What to do: Each line that includes "data" must be copied from the records.

Material for this task:
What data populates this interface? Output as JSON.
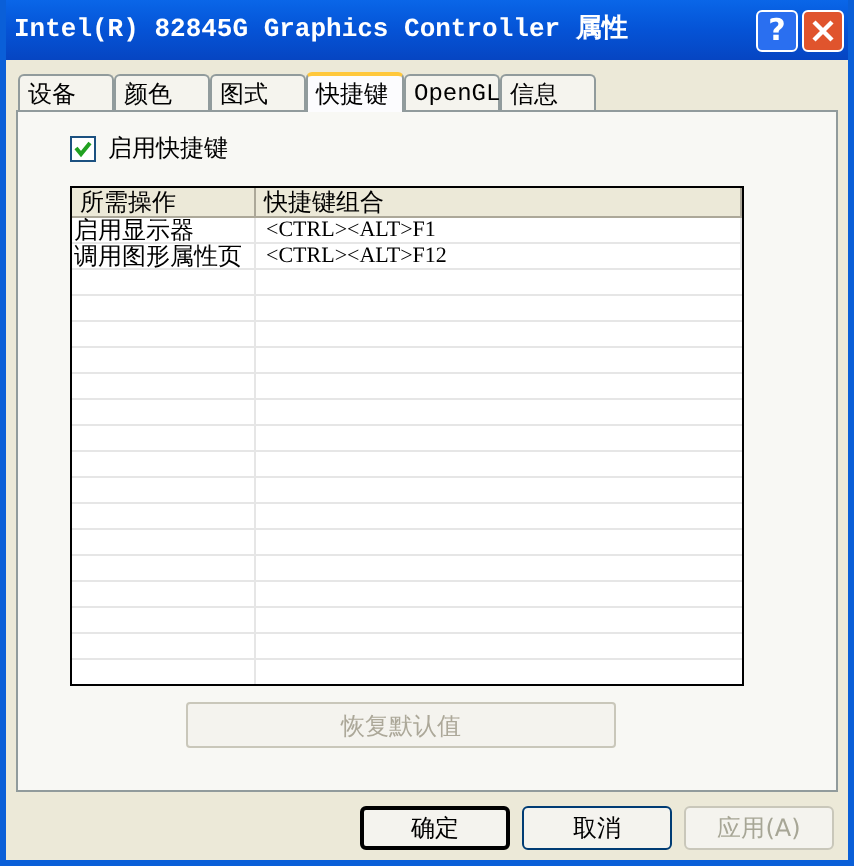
{
  "window": {
    "title": "Intel(R) 82845G Graphics Controller 属性",
    "help_button": "?"
  },
  "tabs": [
    {
      "label": "设备",
      "selected": false
    },
    {
      "label": "颜色",
      "selected": false
    },
    {
      "label": "图式",
      "selected": false
    },
    {
      "label": "快捷键",
      "selected": true
    },
    {
      "label": "OpenGL",
      "selected": false
    },
    {
      "label": "信息",
      "selected": false
    }
  ],
  "hotkey_checkbox": {
    "label": "启用快捷键",
    "checked": true
  },
  "table": {
    "columns": [
      "所需操作",
      "快捷键组合"
    ],
    "rows": [
      [
        "启用显示器",
        "<CTRL><ALT>F1"
      ],
      [
        "调用图形属性页",
        "<CTRL><ALT>F12"
      ]
    ]
  },
  "restore_button": {
    "label": "恢复默认值",
    "disabled": true
  },
  "buttons": [
    {
      "label": "确定",
      "default": true,
      "disabled": false
    },
    {
      "label": "取消",
      "default": false,
      "disabled": false
    },
    {
      "label": "应用(A)",
      "default": false,
      "disabled": true
    }
  ]
}
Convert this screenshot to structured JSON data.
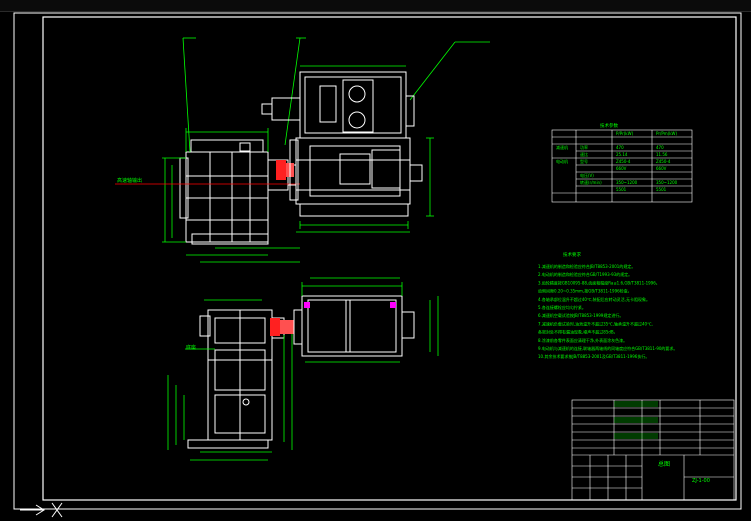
{
  "colors": {
    "background": "#000000",
    "frame": "#ffffff",
    "geometry": "#ffffff",
    "dimensions": "#00ff00",
    "leaders": "#00ff00",
    "accent_red": "#ff2020",
    "axis_red": "#ff0000",
    "table_text": "#00ff00",
    "notes_text": "#00ff00",
    "highlight": "#ff00ff"
  },
  "icons": {
    "ucs": "ucs-axis-icon"
  },
  "labels": {
    "shaft_callout": "高速轴输出",
    "bottom_view_callout": "底座"
  },
  "spec_table": {
    "title": "技术参数",
    "header": [
      "",
      "",
      "P/Pr(kW)",
      "Pr/Pm(kW)"
    ],
    "rows": [
      [
        "减速机",
        "功率",
        "470",
        "470"
      ],
      [
        "",
        "速比",
        "25.14",
        "11.56"
      ],
      [
        "电动机",
        "型号",
        "Z450-4",
        "Z450-4"
      ],
      [
        "",
        "",
        "660V",
        "660V"
      ],
      [
        "",
        "电压(V)",
        "",
        ""
      ],
      [
        "",
        "转速(r/min)",
        "350~1200",
        "350~1200"
      ],
      [
        "",
        "",
        "5501",
        "5501"
      ]
    ]
  },
  "notes": {
    "title": "技术要求",
    "lines": [
      "1.减速机的制造和检验应符合JB/T8853-2001的规定。",
      "2.电动机的制造和检验应符合GB/T1993-93的规定。",
      "3.齿轮精度按GB10095-88,齿面粗糙度Ra≤1.6,GB/T3811-1996。",
      "  齿侧间隙0.20~0.35mm,按GB/T3811-1996检查。",
      "4.各轴承部位温升不超过40℃,装配后应转动灵活,无卡阻现象。",
      "5.各连接螺栓应均匀拧紧。",
      "6.减速机空载试验按JB/T8853-1999规定进行。",
      "7.减速机负载试验时,油池温升不超过35℃,轴承温升不超过40℃,",
      "  各密封处不得有漏油现象,噪声不超过85dB。",
      "8.涂漆前各零件表面应清理干净,外表面涂灰色漆。",
      "9.电动机与减速机的连接,联轴器两轴线的同轴度应符合GB/T3811-90的要求。",
      "10.其余技术要求按JB/T8853-2001及GB/T3811-1996执行。"
    ]
  },
  "title_block": {
    "drawing_name": "总图",
    "drawing_number": "ZJ-1-00",
    "rows": [
      [
        "",
        "",
        "",
        "",
        ""
      ],
      [
        "",
        "",
        "",
        "",
        ""
      ],
      [
        "",
        "",
        "",
        "",
        ""
      ],
      [
        "",
        "",
        "",
        "",
        ""
      ],
      [
        "",
        "",
        "",
        "",
        ""
      ],
      [
        "",
        "",
        "",
        "",
        ""
      ],
      [
        "",
        "",
        "",
        "",
        ""
      ]
    ]
  }
}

Answer area:
What data populates this interface? Output as JSON.
Convert this screenshot to structured JSON data.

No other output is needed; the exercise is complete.